### [Your objective]
Print each line exactly, from the one with "Serialize everything readable" to the very last line of the listing, and keep the pictures out.

§

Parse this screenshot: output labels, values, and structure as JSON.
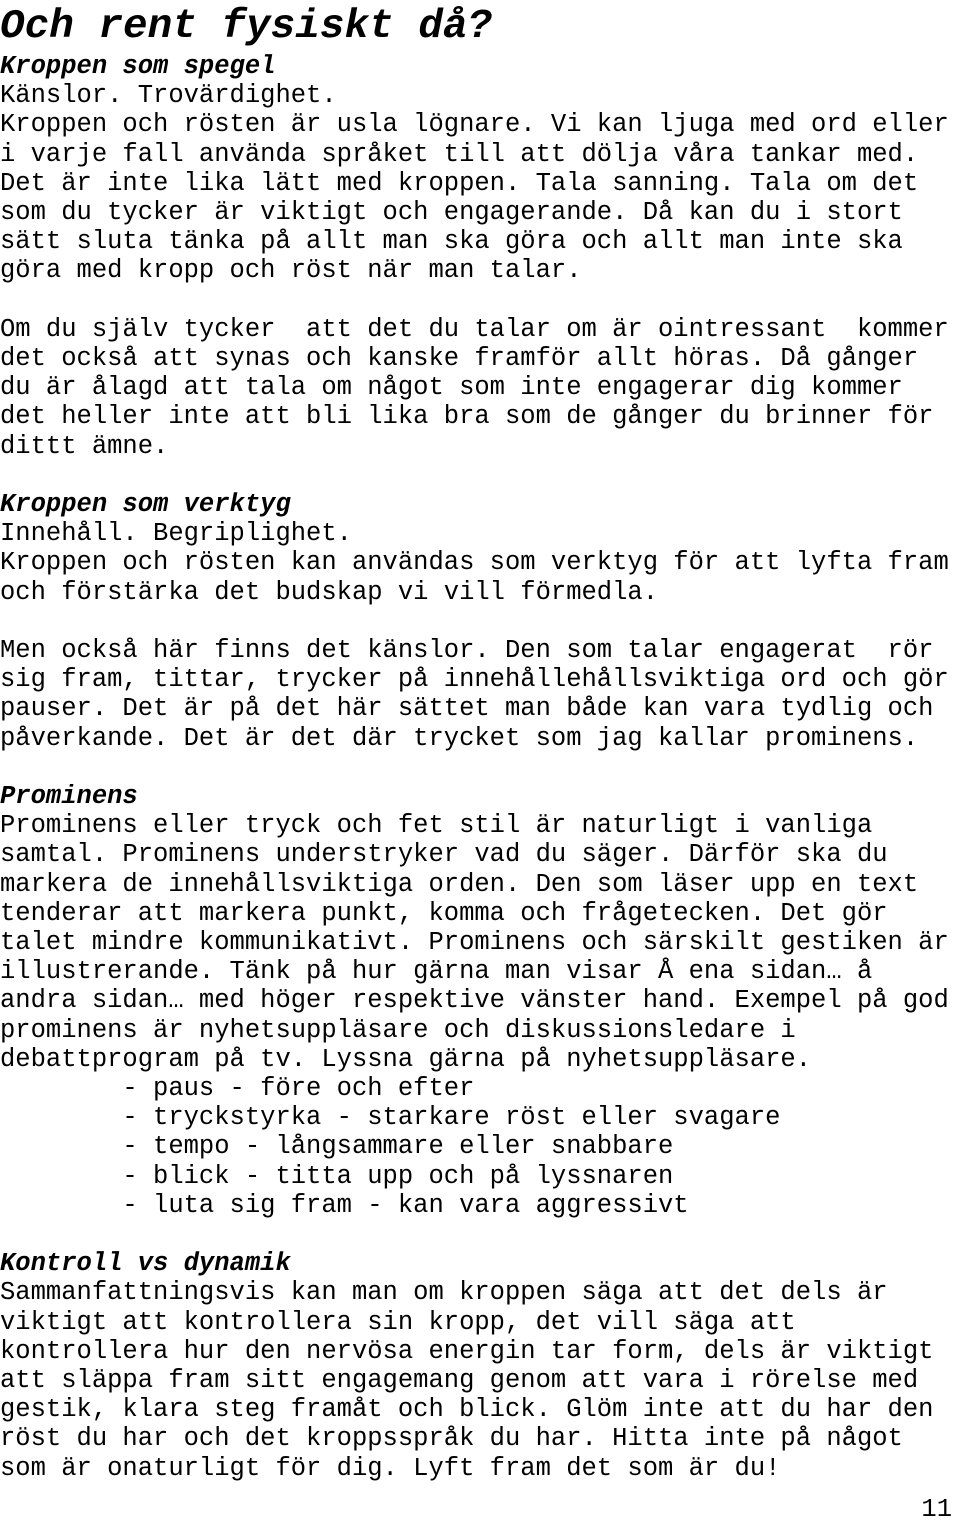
{
  "document": {
    "title": "Och rent fysiskt då?",
    "page_number": "11",
    "text_color": "#000000",
    "background_color": "#ffffff"
  },
  "sections": [
    {
      "heading": "Kroppen som spegel",
      "paragraphs": [
        {
          "lines": [
            "Känslor. Trovärdighet."
          ]
        },
        {
          "lines": [
            "Kroppen och rösten är usla lögnare. Vi kan ljuga med ord eller",
            "i varje fall använda språket till att dölja våra tankar med.",
            "Det är inte lika lätt med kroppen. Tala sanning. Tala om det",
            "som du tycker är viktigt och engagerande. Då kan du i stort",
            "sätt sluta tänka på allt man ska göra och allt man inte ska",
            "göra med kropp och röst när man talar."
          ]
        },
        {
          "lines": [
            "Om du själv tycker  att det du talar om är ointressant  kommer",
            "det också att synas och kanske framför allt höras. Då gånger",
            "du är ålagd att tala om något som inte engagerar dig kommer",
            "det heller inte att bli lika bra som de gånger du brinner för",
            "dittt ämne."
          ]
        }
      ]
    },
    {
      "heading": "Kroppen som verktyg",
      "paragraphs": [
        {
          "lines": [
            "Innehåll. Begriplighet.",
            "Kroppen och rösten kan användas som verktyg för att lyfta fram",
            "och förstärka det budskap vi vill förmedla."
          ]
        },
        {
          "lines": [
            "Men också här finns det känslor. Den som talar engagerat  rör",
            "sig fram, tittar, trycker på innehållehållsviktiga ord och gör",
            "pauser. Det är på det här sättet man både kan vara tydlig och",
            "påverkande. Det är det där trycket som jag kallar prominens."
          ]
        }
      ]
    },
    {
      "heading": "Prominens",
      "paragraphs": [
        {
          "lines": [
            "Prominens eller tryck och fet stil är naturligt i vanliga",
            "samtal. Prominens understryker vad du säger. Därför ska du",
            "markera de innehållsviktiga orden. Den som läser upp en text",
            "tenderar att markera punkt, komma och frågetecken. Det gör",
            "talet mindre kommunikativt. Prominens och särskilt gestiken är",
            "illustrerande. Tänk på hur gärna man visar Å ena sidan… å",
            "andra sidan… med höger respektive vänster hand. Exempel på god",
            "prominens är nyhetsuppläsare och diskussionsledare i",
            "debattprogram på tv. Lyssna gärna på nyhetsuppläsare."
          ]
        }
      ],
      "bullets": [
        "        - paus - före och efter",
        "        - tryckstyrka - starkare röst eller svagare",
        "        - tempo - långsammare eller snabbare",
        "        - blick - titta upp och på lyssnaren",
        "        - luta sig fram - kan vara aggressivt"
      ]
    },
    {
      "heading": "Kontroll vs dynamik",
      "paragraphs": [
        {
          "lines": [
            "Sammanfattningsvis kan man om kroppen säga att det dels är",
            "viktigt att kontrollera sin kropp, det vill säga att",
            "kontrollera hur den nervösa energin tar form, dels är viktigt",
            "att släppa fram sitt engagemang genom att vara i rörelse med",
            "gestik, klara steg framåt och blick. Glöm inte att du har den",
            "röst du har och det kroppsspråk du har. Hitta inte på något",
            "som är onaturligt för dig. Lyft fram det som är du!"
          ]
        }
      ]
    }
  ]
}
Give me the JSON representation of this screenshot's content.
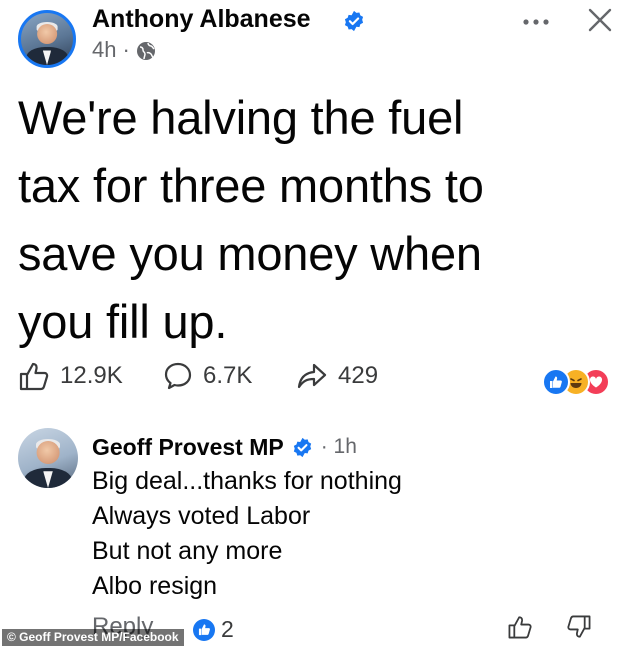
{
  "post": {
    "author": "Anthony Albanese",
    "time": "4h",
    "separator": "·",
    "text_lines": [
      "We're halving the fuel",
      "tax for three months to",
      "save you money when",
      "you fill up."
    ],
    "likes": "12.9K",
    "comments": "6.7K",
    "shares": "429",
    "icons": [
      "more-options-icon",
      "close-icon",
      "globe-icon",
      "verified-badge-icon",
      "like-icon",
      "comment-icon",
      "share-icon"
    ]
  },
  "comment": {
    "author": "Geoff Provest MP",
    "time": "· 1h",
    "lines": [
      "Big deal...thanks for nothing",
      "Always voted Labor",
      "But not any more",
      "Albo resign"
    ],
    "reply_label": "Reply",
    "like_count": "2"
  },
  "watermark": "© Geoff Provest MP/Facebook",
  "colors": {
    "facebook_blue": "#1877f2",
    "text": "#050505",
    "muted": "#65676b",
    "love_red": "#f33e58",
    "haha_yellow": "#f7b125"
  }
}
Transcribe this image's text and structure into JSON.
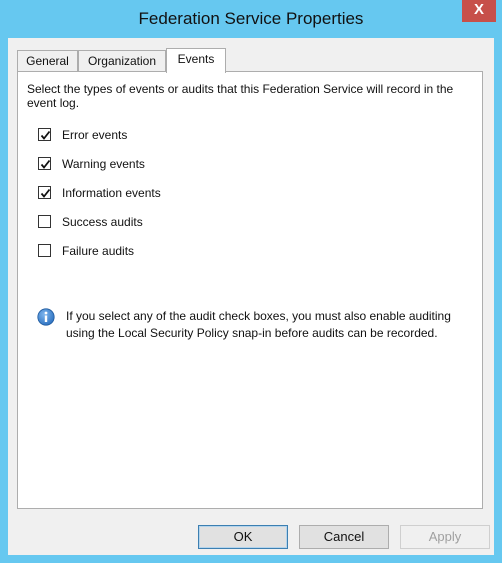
{
  "window": {
    "title": "Federation Service Properties",
    "close_glyph": "X"
  },
  "tabs": [
    {
      "label": "General",
      "active": false
    },
    {
      "label": "Organization",
      "active": false
    },
    {
      "label": "Events",
      "active": true
    }
  ],
  "events": {
    "intro": "Select the types of events or audits that this Federation Service will record in the event log.",
    "checkboxes": [
      {
        "label": "Error events",
        "checked": true
      },
      {
        "label": "Warning events",
        "checked": true
      },
      {
        "label": "Information events",
        "checked": true
      },
      {
        "label": "Success audits",
        "checked": false
      },
      {
        "label": "Failure audits",
        "checked": false
      }
    ],
    "info_icon": "info-icon",
    "info_text": "If you select any of the audit check boxes, you must also enable auditing using the Local Security Policy snap-in before audits can be recorded."
  },
  "buttons": {
    "ok": "OK",
    "cancel": "Cancel",
    "apply": "Apply"
  },
  "colors": {
    "title_bar": "#66c8f0",
    "close_button": "#c7504a",
    "info_icon": "#2a6fbf"
  }
}
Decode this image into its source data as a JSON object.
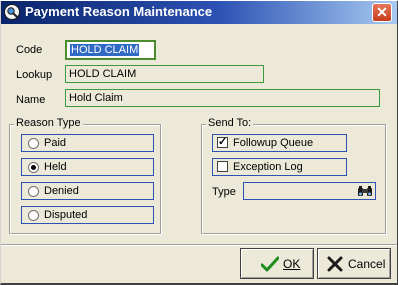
{
  "window": {
    "title": "Payment Reason Maintenance"
  },
  "form": {
    "code_label": "Code",
    "code_value": "HOLD CLAIM",
    "lookup_label": "Lookup",
    "lookup_value": "HOLD CLAIM",
    "name_label": "Name",
    "name_value": "Hold Claim"
  },
  "reason_type": {
    "title": "Reason Type",
    "options": [
      {
        "label": "Paid",
        "checked": false
      },
      {
        "label": "Held",
        "checked": true
      },
      {
        "label": "Denied",
        "checked": false
      },
      {
        "label": "Disputed",
        "checked": false
      }
    ]
  },
  "send_to": {
    "title": "Send To:",
    "followup_label": "Followup Queue",
    "followup_checked": true,
    "exception_label": "Exception Log",
    "exception_checked": false,
    "type_label": "Type",
    "type_value": ""
  },
  "buttons": {
    "ok_label": "OK",
    "cancel_label": "Cancel"
  },
  "icons": {
    "app": "magnifier-app-icon",
    "close": "close-icon",
    "lookup": "binoculars-icon",
    "ok": "checkmark-icon",
    "cancel": "x-icon"
  },
  "colors": {
    "titlebar_start": "#0a246a",
    "titlebar_end": "#a6caf0",
    "close_button": "#c63c1c",
    "field_border": "#3c9a3c",
    "option_border": "#2c52b4"
  }
}
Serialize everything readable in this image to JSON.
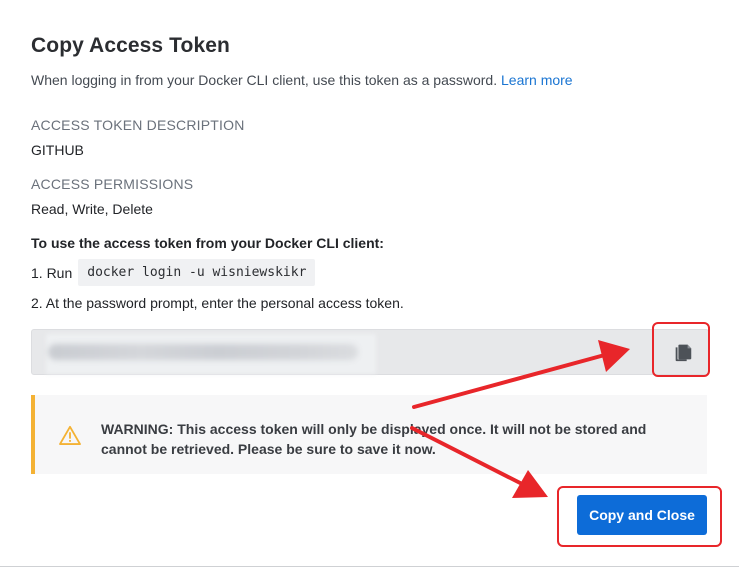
{
  "dialog": {
    "title": "Copy Access Token",
    "subtitle": "When logging in from your Docker CLI client, use this token as a password.",
    "learn_more": "Learn more"
  },
  "description": {
    "label": "ACCESS TOKEN DESCRIPTION",
    "value": "GITHUB"
  },
  "permissions": {
    "label": "ACCESS PERMISSIONS",
    "value": "Read, Write, Delete"
  },
  "instructions": {
    "title": "To use the access token from your Docker CLI client:",
    "step1_prefix": "1. Run",
    "step1_code": "docker login -u wisniewskikr",
    "step2": "2. At the password prompt, enter the personal access token."
  },
  "token": {
    "copy_icon": "copy-icon"
  },
  "warning": {
    "icon": "warning-icon",
    "text": "WARNING: This access token will only be displayed once. It will not be stored and cannot be retrieved. Please be sure to save it now."
  },
  "actions": {
    "copy_close_label": "Copy and Close"
  },
  "colors": {
    "primary": "#0d6cd8",
    "link": "#1a75d2",
    "warning_accent": "#f4b234",
    "annotation_red": "#e8262a"
  }
}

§

### [Answer to this task]
Serialize everything readable in this image to JSON.
{
  "dialog": {
    "title": "Copy Access Token",
    "subtitle": "When logging in from your Docker CLI client, use this token as a password.",
    "learn_more": "Learn more"
  },
  "description": {
    "label": "ACCESS TOKEN DESCRIPTION",
    "value": "GITHUB"
  },
  "permissions": {
    "label": "ACCESS PERMISSIONS",
    "value": "Read, Write, Delete"
  },
  "instructions": {
    "title": "To use the access token from your Docker CLI client:",
    "step1_prefix": "1. Run",
    "step1_code": "docker login -u wisniewskikr",
    "step2": "2. At the password prompt, enter the personal access token."
  },
  "token": {
    "copy_icon": "copy-icon"
  },
  "warning": {
    "icon": "warning-icon",
    "text": "WARNING: This access token will only be displayed once. It will not be stored and cannot be retrieved. Please be sure to save it now."
  },
  "actions": {
    "copy_close_label": "Copy and Close"
  },
  "colors": {
    "primary": "#0d6cd8",
    "link": "#1a75d2",
    "warning_accent": "#f4b234",
    "annotation_red": "#e8262a"
  }
}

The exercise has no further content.